|Week 36||50 lbs wheat|
|Week 37||6 lbs shortening|
|Week 38||20 lbs sugar|
|Week 39||5 cans cream of chicken soup|
|Week 40||1 bottle 500 multi-vitamins|
|Week 41||50 lbs wheat|
|Week 42||6 lbs salt|
|Week 43||8 cans tomato soup|
|Week 44||20 lbs sugar|
|Week 45||1 bottle 500 aspirin|
|Week 46||50 lbs wheat|
|Week 47||5 lbs honey|
|Week 48||8 cans tuna|
|Week 49||5 cans cream of mushroom soup|
|Week 50||20 lbs sugar|
|Week 51||50 lbs wheat|
|Week 52||8 cans tomato soup|
Thursday, January 10, 2008
In Doug Robinson's Deseret Morning News article on Tuesday entitled "Better duck -- if you're a Mormon", the tendency of the public to disparage Mormons in a way they wouldn't dare to disparage the black and the female who is running for president is exposed and analyzed.
And if you like it, visit sustaind.org and sustain it there to give it more visibility.
Wednesday, January 09, 2008
“I told the brethren that the Book of Mormon was the most correct of any book on earth, and the keystone of our religion, and a man would get nearer to God by abiding by its precepts, than by any other book.” - Joseph Smith, emphasis added.

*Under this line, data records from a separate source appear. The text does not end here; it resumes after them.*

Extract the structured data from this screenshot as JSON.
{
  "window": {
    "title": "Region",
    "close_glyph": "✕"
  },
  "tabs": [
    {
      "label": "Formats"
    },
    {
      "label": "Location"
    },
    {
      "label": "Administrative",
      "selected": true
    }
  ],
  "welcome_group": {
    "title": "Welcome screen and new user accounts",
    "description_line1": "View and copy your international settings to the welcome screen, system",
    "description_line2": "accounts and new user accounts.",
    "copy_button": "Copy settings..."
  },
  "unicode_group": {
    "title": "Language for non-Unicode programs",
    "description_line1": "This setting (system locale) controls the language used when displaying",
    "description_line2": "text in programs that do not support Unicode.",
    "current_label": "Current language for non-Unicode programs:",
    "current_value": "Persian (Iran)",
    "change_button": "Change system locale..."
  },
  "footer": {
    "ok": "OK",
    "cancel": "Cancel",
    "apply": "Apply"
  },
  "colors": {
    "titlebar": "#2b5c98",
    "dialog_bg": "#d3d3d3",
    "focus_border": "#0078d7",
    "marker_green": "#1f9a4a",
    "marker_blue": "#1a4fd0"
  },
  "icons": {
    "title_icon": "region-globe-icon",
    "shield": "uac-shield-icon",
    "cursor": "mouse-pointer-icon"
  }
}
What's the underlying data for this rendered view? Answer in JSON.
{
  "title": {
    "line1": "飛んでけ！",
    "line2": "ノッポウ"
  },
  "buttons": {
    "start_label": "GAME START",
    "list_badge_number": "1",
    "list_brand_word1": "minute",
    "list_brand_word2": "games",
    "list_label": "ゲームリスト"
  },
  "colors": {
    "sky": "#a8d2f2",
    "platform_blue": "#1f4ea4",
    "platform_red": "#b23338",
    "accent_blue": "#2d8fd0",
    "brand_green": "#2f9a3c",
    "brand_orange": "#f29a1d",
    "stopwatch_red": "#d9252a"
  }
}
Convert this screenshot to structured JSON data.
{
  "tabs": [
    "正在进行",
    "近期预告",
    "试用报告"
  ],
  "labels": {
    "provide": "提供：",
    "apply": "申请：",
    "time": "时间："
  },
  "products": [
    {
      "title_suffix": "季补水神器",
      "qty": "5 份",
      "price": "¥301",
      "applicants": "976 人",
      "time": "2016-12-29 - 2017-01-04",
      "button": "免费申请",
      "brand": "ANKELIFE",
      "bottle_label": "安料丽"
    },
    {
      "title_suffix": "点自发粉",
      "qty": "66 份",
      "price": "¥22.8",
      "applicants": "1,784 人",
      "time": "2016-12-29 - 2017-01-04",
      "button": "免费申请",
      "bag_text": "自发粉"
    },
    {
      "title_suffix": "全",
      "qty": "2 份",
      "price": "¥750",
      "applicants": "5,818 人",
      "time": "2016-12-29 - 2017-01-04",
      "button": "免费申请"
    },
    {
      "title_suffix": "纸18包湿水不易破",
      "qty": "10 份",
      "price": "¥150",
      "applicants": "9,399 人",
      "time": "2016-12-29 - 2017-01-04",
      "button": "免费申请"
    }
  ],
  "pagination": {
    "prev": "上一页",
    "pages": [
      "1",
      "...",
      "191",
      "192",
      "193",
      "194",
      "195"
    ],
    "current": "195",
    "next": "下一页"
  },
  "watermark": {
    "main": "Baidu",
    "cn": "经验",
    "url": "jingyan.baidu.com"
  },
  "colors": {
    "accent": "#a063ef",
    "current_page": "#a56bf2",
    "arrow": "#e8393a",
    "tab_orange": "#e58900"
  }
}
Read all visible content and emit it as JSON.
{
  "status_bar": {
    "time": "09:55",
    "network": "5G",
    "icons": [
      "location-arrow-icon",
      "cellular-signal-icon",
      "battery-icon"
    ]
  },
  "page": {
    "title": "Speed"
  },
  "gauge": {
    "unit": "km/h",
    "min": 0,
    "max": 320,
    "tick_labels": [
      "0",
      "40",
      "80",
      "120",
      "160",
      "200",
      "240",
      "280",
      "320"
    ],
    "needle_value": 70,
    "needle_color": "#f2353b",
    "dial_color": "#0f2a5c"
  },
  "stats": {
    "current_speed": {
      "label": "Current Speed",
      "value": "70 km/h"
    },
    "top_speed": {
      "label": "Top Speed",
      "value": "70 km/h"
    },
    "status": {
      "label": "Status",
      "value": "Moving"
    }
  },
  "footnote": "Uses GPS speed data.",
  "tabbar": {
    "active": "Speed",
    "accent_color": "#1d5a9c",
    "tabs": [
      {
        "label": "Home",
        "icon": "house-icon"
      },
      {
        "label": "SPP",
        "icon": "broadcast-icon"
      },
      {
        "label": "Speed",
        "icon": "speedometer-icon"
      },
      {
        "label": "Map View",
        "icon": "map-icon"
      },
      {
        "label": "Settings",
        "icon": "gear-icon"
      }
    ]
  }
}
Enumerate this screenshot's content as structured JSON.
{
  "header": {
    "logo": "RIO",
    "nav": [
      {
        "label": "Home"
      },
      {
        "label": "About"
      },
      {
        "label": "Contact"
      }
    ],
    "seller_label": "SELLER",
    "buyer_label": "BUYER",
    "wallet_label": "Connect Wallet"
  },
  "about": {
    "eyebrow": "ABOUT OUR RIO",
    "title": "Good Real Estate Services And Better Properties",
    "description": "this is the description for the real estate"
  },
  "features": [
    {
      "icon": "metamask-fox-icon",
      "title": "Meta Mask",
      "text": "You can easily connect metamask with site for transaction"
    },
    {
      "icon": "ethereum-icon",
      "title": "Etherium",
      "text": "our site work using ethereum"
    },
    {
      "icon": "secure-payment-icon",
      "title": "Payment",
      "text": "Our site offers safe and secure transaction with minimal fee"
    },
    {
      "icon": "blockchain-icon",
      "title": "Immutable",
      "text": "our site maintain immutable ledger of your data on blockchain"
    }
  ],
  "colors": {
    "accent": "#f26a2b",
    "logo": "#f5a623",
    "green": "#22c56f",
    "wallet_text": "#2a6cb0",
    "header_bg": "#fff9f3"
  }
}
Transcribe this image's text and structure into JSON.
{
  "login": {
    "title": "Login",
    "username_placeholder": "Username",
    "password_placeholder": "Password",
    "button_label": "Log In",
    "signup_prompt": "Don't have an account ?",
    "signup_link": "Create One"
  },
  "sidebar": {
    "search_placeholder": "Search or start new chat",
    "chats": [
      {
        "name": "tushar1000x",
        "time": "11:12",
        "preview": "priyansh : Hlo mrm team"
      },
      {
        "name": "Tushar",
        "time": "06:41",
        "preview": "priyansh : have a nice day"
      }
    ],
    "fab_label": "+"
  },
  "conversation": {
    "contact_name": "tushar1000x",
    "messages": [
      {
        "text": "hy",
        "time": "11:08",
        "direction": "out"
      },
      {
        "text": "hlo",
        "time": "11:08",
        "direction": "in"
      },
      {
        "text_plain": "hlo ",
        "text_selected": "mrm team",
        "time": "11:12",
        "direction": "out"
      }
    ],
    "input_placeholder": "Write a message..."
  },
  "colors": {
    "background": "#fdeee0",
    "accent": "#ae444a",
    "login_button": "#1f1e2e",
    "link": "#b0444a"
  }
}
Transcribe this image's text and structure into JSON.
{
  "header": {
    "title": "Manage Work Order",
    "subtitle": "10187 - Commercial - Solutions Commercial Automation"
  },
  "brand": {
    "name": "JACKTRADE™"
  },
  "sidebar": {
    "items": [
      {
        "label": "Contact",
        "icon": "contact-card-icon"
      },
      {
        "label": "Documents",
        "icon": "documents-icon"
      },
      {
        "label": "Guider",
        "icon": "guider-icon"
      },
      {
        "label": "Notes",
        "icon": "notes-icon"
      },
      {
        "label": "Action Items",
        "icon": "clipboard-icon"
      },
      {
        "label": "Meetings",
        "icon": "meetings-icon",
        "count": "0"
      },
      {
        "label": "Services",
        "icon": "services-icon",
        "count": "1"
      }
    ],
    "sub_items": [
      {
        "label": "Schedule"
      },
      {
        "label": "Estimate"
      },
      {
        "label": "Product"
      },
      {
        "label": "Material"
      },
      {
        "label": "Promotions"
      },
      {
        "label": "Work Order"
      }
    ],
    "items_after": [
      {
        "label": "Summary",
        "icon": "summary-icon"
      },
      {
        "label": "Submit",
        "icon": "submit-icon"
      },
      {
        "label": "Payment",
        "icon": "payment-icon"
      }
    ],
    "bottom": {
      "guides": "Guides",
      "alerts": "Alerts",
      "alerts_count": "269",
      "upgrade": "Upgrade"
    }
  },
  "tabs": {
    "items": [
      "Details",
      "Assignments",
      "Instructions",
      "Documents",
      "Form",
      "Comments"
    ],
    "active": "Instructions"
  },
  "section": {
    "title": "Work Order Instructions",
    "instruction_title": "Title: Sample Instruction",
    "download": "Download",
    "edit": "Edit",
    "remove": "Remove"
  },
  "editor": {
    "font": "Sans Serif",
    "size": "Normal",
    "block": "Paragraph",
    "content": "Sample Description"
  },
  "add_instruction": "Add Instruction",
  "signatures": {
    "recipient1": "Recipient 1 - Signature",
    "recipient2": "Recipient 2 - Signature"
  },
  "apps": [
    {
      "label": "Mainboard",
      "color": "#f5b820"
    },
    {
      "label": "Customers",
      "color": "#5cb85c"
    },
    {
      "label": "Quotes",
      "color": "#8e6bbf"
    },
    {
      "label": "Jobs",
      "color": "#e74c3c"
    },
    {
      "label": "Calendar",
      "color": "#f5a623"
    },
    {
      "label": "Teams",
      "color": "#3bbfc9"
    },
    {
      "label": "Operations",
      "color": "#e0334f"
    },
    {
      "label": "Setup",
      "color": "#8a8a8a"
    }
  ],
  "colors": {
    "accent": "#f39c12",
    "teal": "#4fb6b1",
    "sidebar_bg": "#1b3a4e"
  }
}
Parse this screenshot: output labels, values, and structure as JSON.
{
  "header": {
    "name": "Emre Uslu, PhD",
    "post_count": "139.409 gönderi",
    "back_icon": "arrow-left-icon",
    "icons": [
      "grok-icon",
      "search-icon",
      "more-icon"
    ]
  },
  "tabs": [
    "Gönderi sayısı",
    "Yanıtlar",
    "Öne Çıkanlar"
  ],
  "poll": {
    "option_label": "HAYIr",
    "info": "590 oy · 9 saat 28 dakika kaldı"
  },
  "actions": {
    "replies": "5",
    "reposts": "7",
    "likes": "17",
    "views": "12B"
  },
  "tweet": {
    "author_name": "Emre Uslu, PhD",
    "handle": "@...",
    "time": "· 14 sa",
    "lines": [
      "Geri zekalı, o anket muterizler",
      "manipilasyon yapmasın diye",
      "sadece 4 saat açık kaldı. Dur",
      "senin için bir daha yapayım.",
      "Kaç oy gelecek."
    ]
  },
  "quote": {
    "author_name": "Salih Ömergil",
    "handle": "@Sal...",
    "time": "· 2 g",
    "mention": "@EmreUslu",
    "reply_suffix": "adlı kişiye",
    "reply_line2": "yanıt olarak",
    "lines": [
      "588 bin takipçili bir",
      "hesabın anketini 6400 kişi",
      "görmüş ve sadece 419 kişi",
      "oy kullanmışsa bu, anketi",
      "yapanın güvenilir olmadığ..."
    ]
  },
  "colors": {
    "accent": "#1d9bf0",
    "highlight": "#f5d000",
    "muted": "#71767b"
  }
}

That Joseph Smith used the keystone as an analogy to the role the Book of Mormon plays in our religion is fine. But the way Sunday School teachers tend to expound on that analogy is what I take exception with. Here are some points I often hear in Sunday School:
- The keystone bears the weight of the entire arch.
- If you remove the keystone the whole arch will fall.
- You may be able to remove any other piece of the arch, and while it may look crooked, it may still stand.
This is one of those things where it sounds good, but if you stop to think about what you're saying (or hearing), you'll see that the opposite is true for each of these points. We'll take them one at a time.
First, the keystone (D) bears the least weight because it is on the top. In this diagram, the stones labeled C bear the most weight.
Next, if you can imagine quickly removing the keystone (like whipping a tablecloth off a table with plates still on it), one can easily imagine that the two sides of the arch (B stones) would fall toward each other and stop each other's fall. So removing the keystone does not necessarily cause the arch to fall.
Finally, I can't prove this, but imagine pulling out one of the lower B stones. I'm pretty sure there's no safe way (quickly pulling or otherwise) to remove the lower B stones without causing the whole structure to fall.
So what are we left with? Nothing from what I typically hear in Sunday School. I'm sure there are remaining pieces of the keystone analogy that Joseph Smith had in mind when he said it. Perhaps it's that the keystone is at the center of the arch, or that a lot of weight from above the arch rests on the keystone. Who knows?
Here's another point to thinking before you repeat what you hear--especially if you are in a teaching setting.